The Badshahi Mosque is a Mughal era mosque in Lahore, capital of the Pakistani province of Punjab. The mosque is located west of Lahore Fort along the outskirts of the Walled City of Lahore, and is widely considered to be one of Lahore's most iconic landmarks.
Badshahi Mosque was commissioned by Emperor Aurangzeb in 1671, with construction of the mosque lasting for two years until 1673. The mosque is an important example of Mughal architecture, with an exterior that is decorated with carved red sandstone with marble inlay. It remains the largest and most recent of the grand imperial mosques of the Mughal-era, and is the second-largest mosque in Pakistan. After the fall of the Mughal Empire, the mosque was used as a garrison by the Sikh Empire and the British Empire, but is now one of Pakistan's most iconic sights.
The mosque is located adjacent to the Walled City of Lahore, Pakistan. The entrance to the mosque lies on the western side of the rectangular Hazuri Bagh, and faces towards the famous Alamgiri Gate of the Lahore Fort, which is located on the eastern side of the Hazuri Bagh. The mosque is also located next to the Roshnai Gate, one of the original thirteen gates of Lahore, which is located on the southern side of the Hazuri Bagh.
The main edifice at the site was also built from red sandstone, and is decorated with white marble inlay. The prayer chamber has a central arched niche with five niches flanking it which are about one third the size of the central niche. The mosque has three marble domes, the largest of which is located in the centre of the mosque, and which is flanked by two smaller domes.
Both the interior and exterior of the mosque are decorated with elaborate white marble carved with a floral design common to Mughal art.

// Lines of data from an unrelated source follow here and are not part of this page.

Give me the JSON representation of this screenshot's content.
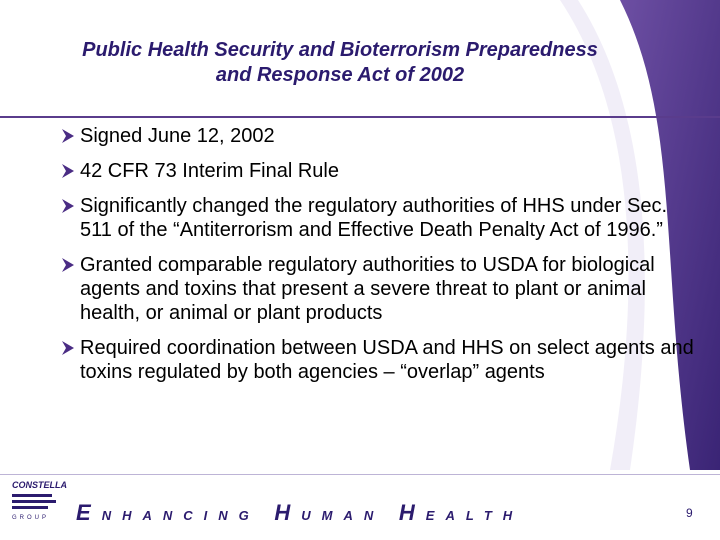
{
  "slide": {
    "title_line1": "Public Health Security and Bioterrorism Preparedness",
    "title_line2": "and Response Act of 2002",
    "bullets": [
      {
        "text": "Signed June 12, 2002"
      },
      {
        "text": "42 CFR 73 Interim Final Rule"
      },
      {
        "text": "Significantly changed the regulatory authorities of HHS under Sec. 511 of the “Antiterrorism and Effective Death Penalty Act of 1996.”"
      },
      {
        "text": "Granted comparable regulatory authorities to USDA for biological agents and toxins that present a severe threat to plant or animal health, or animal or plant products"
      },
      {
        "text": "Required coordination between USDA and HHS on select agents and toxins regulated by both agencies – “overlap” agents"
      }
    ],
    "bullet_icon": "arrow-bullet-icon",
    "page_number": "9"
  },
  "footer": {
    "logo_text": "CONSTELLA",
    "logo_subtext": "GROUP",
    "tagline_words": [
      {
        "cap": "E",
        "rest": "NHANCING"
      },
      {
        "cap": "H",
        "rest": "UMAN"
      },
      {
        "cap": "H",
        "rest": "EALTH"
      }
    ]
  },
  "colors": {
    "primary": "#2b1b6e",
    "accent": "#5a3c8c",
    "bullet_arrow": "#4a2c84"
  }
}
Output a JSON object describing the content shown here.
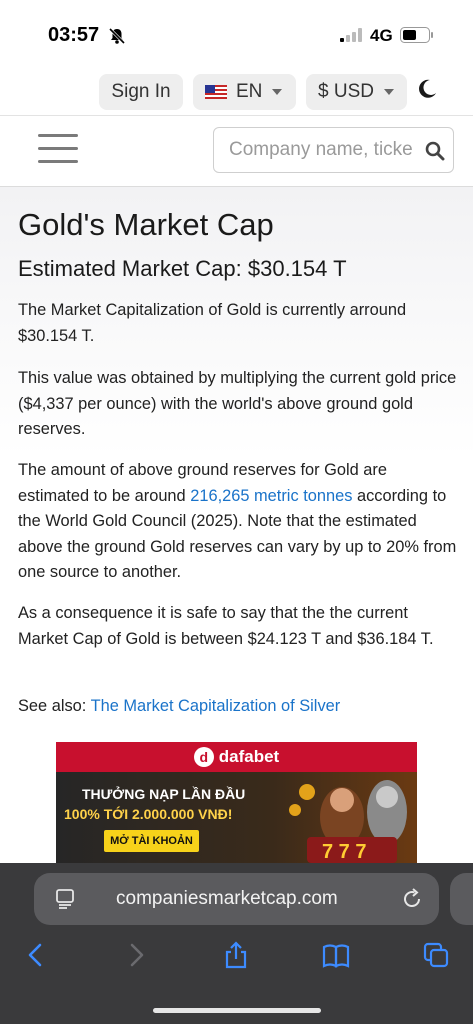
{
  "status_bar": {
    "time": "03:57",
    "network": "4G"
  },
  "topbar": {
    "sign_in_label": "Sign In",
    "language_label": "EN",
    "currency_label": "$ USD"
  },
  "search": {
    "placeholder": "Company name, ticker"
  },
  "main": {
    "title": "Gold's Market Cap",
    "subtitle": "Estimated Market Cap: $30.154 T",
    "p1": "The Market Capitalization of Gold is currently arround $30.154 T.",
    "p2": "This value was obtained by multiplying the current gold price ($4,337 per ounce) with the world's above ground gold reserves.",
    "p3_before": "The amount of above ground reserves for Gold are estimated to be around ",
    "p3_link": "216,265 metric tonnes",
    "p3_after": " according to the World Gold Council (2025). Note that the estimated above the ground Gold reserves can vary by up to 20% from one source to another.",
    "p4": "As a consequence it is safe to say that the the current Market Cap of Gold is between $24.123 T and $36.184 T.",
    "see_also_prefix": "See also: ",
    "see_also_link": "The Market Capitalization of Silver"
  },
  "ad": {
    "brand": "dafabet",
    "line1": "THƯỞNG NẠP LẦN ĐẦU",
    "line2": "100% TỚI 2.000.000 VNĐ!",
    "cta": "MỞ TÀI KHOẢN"
  },
  "browser": {
    "url": "companiesmarketcap.com"
  },
  "colors": {
    "link": "#1a73c9",
    "browser_bg": "#3a3a3c",
    "toolbar_icon": "#3d8bff"
  }
}
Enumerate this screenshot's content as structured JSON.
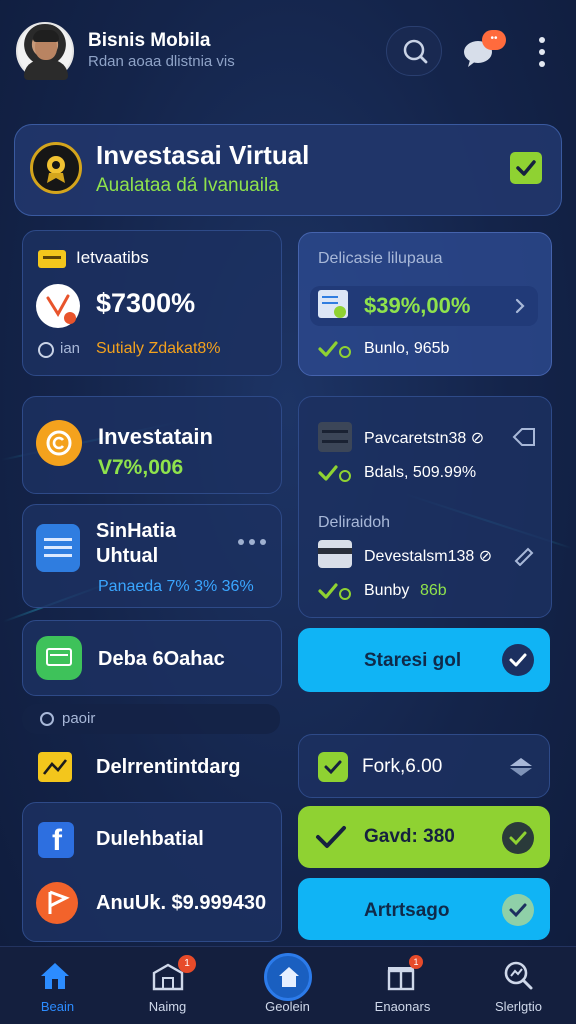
{
  "header": {
    "title": "Bisnis Mobila",
    "subtitle": "Rdan aoaa dlistnia vis",
    "chat_badge": "••",
    "icons": [
      "search-icon",
      "chat-icon",
      "more-vertical-icon"
    ]
  },
  "hero": {
    "title": "Investasai Virtual",
    "subtitle": "Aualataa dá Ivanuaila",
    "icon": "award-icon",
    "accent": "#8fd232"
  },
  "stats_card": {
    "label": "Ietvaatibs",
    "value": "$7300%",
    "status_prefix": "ian",
    "status_text": "Sutialy Zdakat8%"
  },
  "delicasie_card": {
    "title": "Delicasie lilupaua",
    "value": "$39%,00%",
    "footer": "Bunlo, 965b"
  },
  "invest_card": {
    "title": "Investatain",
    "value": "V7%,006"
  },
  "simulasi_card": {
    "title_line1": "SinHatia",
    "title_line2": "Uhtual",
    "footer": "Panaeda 7% 3% 36%"
  },
  "right_list": {
    "item1_title": "Pavcaretstn38 ⊘",
    "item1_sub": "Bdals, 509.99%",
    "section": "Deliraidoh",
    "item2_title": "Devestalsm138 ⊘",
    "item2_sub": "Bunby",
    "item2_value": "86b"
  },
  "deba_card": {
    "label": "Deba 6Oahac"
  },
  "start_button": {
    "label": "Staresi gol"
  },
  "section_chip": {
    "label": "paoir"
  },
  "row_delren": {
    "label": "Delrrentintdarg"
  },
  "row_fork": {
    "label": "Fork,6.00"
  },
  "row_duleh": {
    "label": "Dulehbatial"
  },
  "row_save": {
    "label": "Gavd: 380"
  },
  "row_anduk": {
    "label": "AnuUk. $9.999430"
  },
  "row_artrt": {
    "label": "Artrtsago"
  },
  "bottom_nav": [
    {
      "label": "Beain",
      "icon": "home-icon",
      "active": false
    },
    {
      "label": "Naimg",
      "icon": "store-icon",
      "badge": "1"
    },
    {
      "label": "Geolein",
      "icon": "house-icon",
      "active": true
    },
    {
      "label": "Enaonars",
      "icon": "gift-icon",
      "badge": "1"
    },
    {
      "label": "Slerlgtio",
      "icon": "search-chart-icon"
    }
  ],
  "colors": {
    "background": "#14244a",
    "card": "#1c3060",
    "lime": "#8fd232",
    "cyan": "#10b4f5",
    "orange": "#f4a21d"
  }
}
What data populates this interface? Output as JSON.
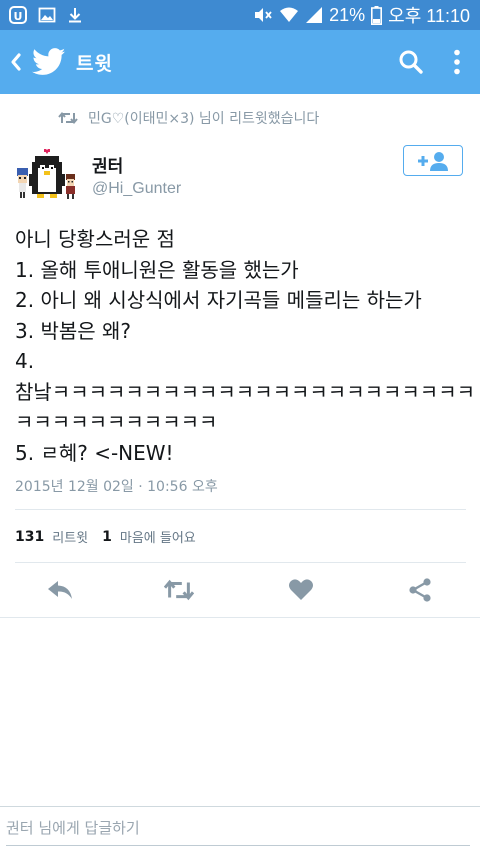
{
  "status_bar": {
    "battery": "21%",
    "time": "오후 11:10"
  },
  "app_bar": {
    "title": "트윗"
  },
  "tweet": {
    "retweet_context": "민G♡(이태민×3) 님이 리트윗했습니다",
    "author": {
      "name": "권터",
      "handle": "@Hi_Gunter"
    },
    "text_lines": [
      "아니 당황스러운 점",
      "1. 올해 투애니원은 활동을 했는가",
      "2. 아니 왜 시상식에서 자기곡들 메들리는 하는가",
      "3. 박봄은 왜?",
      "4.",
      "참낰ㅋㅋㅋㅋㅋㅋㅋㅋㅋㅋㅋㅋㅋㅋㅋㅋㅋㅋㅋㅋㅋㅋㅋ",
      "ㅋㅋㅋㅋㅋㅋㅋㅋㅋㅋㅋ",
      "5. ㄹ혜? <-NEW!"
    ],
    "timestamp": "2015년 12월 02일 · 10:56 오후",
    "stats": {
      "retweets_count": "131",
      "retweets_label": "리트윗",
      "likes_count": "1",
      "likes_label": "마음에 들어요"
    }
  },
  "reply": {
    "placeholder": "권터 님에게 답글하기"
  },
  "colors": {
    "brand": "#55acee",
    "status_bar": "#3e8ad1",
    "muted": "#8899a6",
    "icon": "#8899a6"
  }
}
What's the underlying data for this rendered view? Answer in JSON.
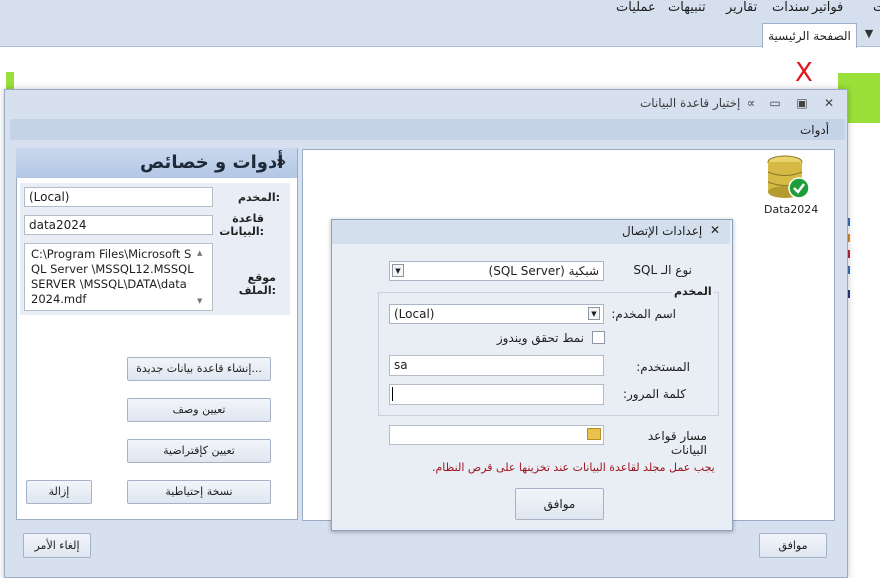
{
  "menu": {
    "items": [
      "ت",
      "فواتير",
      "سندات",
      "تقارير",
      "تنبيهات",
      "عمليات"
    ],
    "home_tab": "الصفحة الرئيسية"
  },
  "background": {
    "close_mark": "X"
  },
  "dialog": {
    "title": "إختيار قاعدة البيانات",
    "toolbar_label": "أدوات",
    "ok_button": "موافق",
    "cancel_button": "إلغاء الأمر"
  },
  "tools_panel": {
    "title": "أدوات و خصائص",
    "collapse_glyph": "»",
    "server_label": "المخدم:",
    "server_value": "(Local)",
    "database_label": "قاعدة البيانات:",
    "database_value": "data2024",
    "file_location_label": "موقع الملف:",
    "file_location_value": "C:\\Program Files\\Microsoft SQL Server \\MSSQL12.MSSQLSERVER \\MSSQL\\DATA\\data2024.mdf",
    "buttons": {
      "create_db": "إنشاء قاعدة بيانات جديدة...",
      "set_description": "تعيين وصف",
      "set_default": "تعيين كإفتراضية",
      "backup": "نسخة إحتياطية",
      "remove": "إزالة"
    }
  },
  "database_list": [
    {
      "name": "Data2024",
      "icon": "database-check-icon"
    }
  ],
  "connection_settings": {
    "title": "إعدادات الإتصال",
    "sql_type_label": "نوع الـ SQL",
    "sql_type_value": "(SQL Server) شبكية",
    "server_group_label": "المخدم",
    "server_name_label": "اسم المخدم:",
    "server_name_value": "(Local)",
    "windows_auth_label": "نمط تحقق ويندوز",
    "windows_auth_checked": false,
    "user_label": "المستخدم:",
    "user_value": "sa",
    "password_label": "كلمة المرور:",
    "password_value": "",
    "db_path_label": "مسار قواعد البيانات",
    "db_path_value": "",
    "warning": "يجب عمل مجلد لقاعدة البيانات عند تخزينها على قرص النظام.",
    "ok_button": "موافق"
  },
  "colors": {
    "accent_green": "#9be03a",
    "warning_red": "#a0141e",
    "close_red": "#e0161b",
    "check_green": "#1f9d3a"
  }
}
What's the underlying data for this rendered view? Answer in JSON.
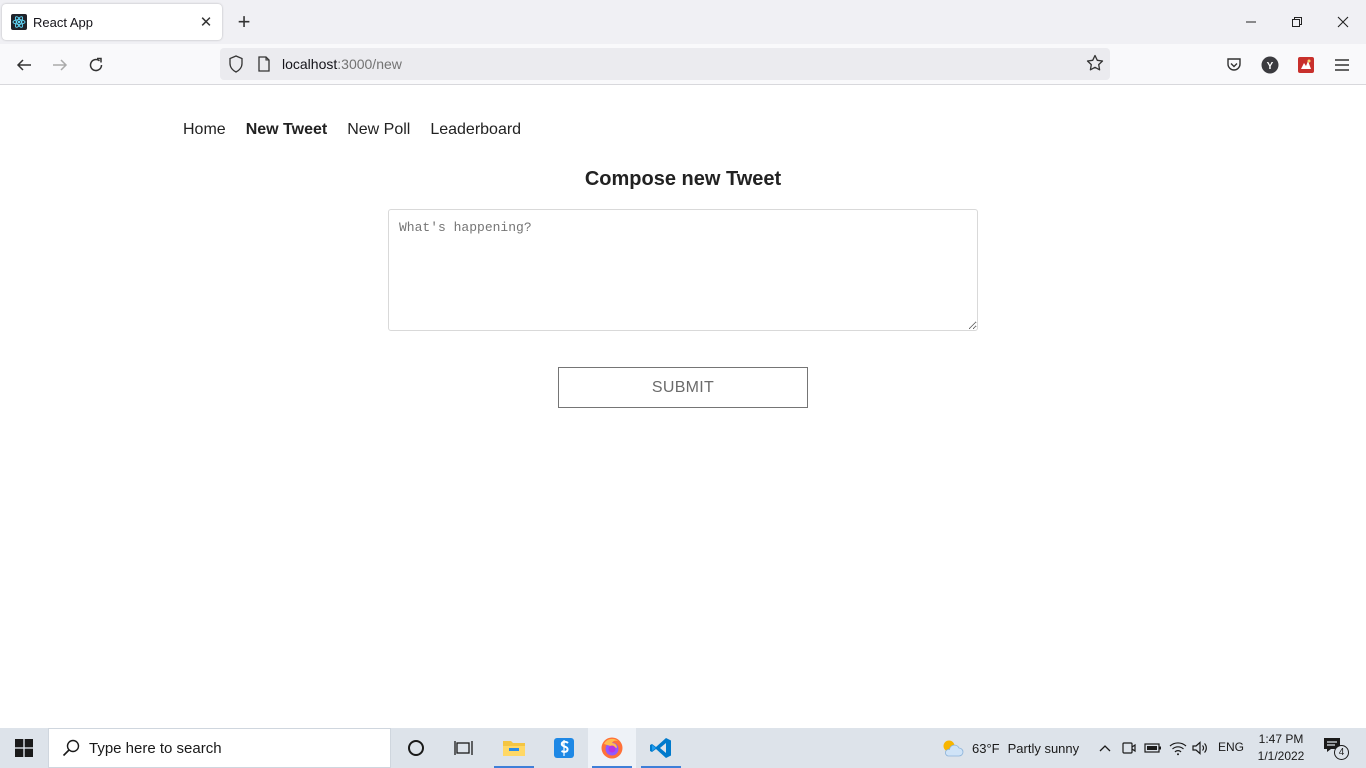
{
  "browser": {
    "tab_title": "React App",
    "url_host": "localhost",
    "url_path": ":3000/new",
    "profile_initial": "Y"
  },
  "app_nav": {
    "items": [
      {
        "label": "Home",
        "active": false
      },
      {
        "label": "New Tweet",
        "active": true
      },
      {
        "label": "New Poll",
        "active": false
      },
      {
        "label": "Leaderboard",
        "active": false
      }
    ]
  },
  "compose": {
    "title": "Compose new Tweet",
    "placeholder": "What's happening?",
    "value": "",
    "submit_label": "SUBMIT"
  },
  "taskbar": {
    "search_placeholder": "Type here to search",
    "weather_temp": "63°F",
    "weather_text": "Partly sunny",
    "language": "ENG",
    "time": "1:47 PM",
    "date": "1/1/2022",
    "notification_count": "4"
  },
  "colors": {
    "accent": "#3f7fd8",
    "vscode_blue": "#007acc",
    "firefox_orange": "#ff7139"
  }
}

The carvings at Badshahi mosque are considered to be uniquely fine and unsurpassed works of Mughal architecture. The chambers on each side of the main chamber contains rooms which were used for religious instruction. The mosque can accommodate 10,000 worshippers in the prayer hall.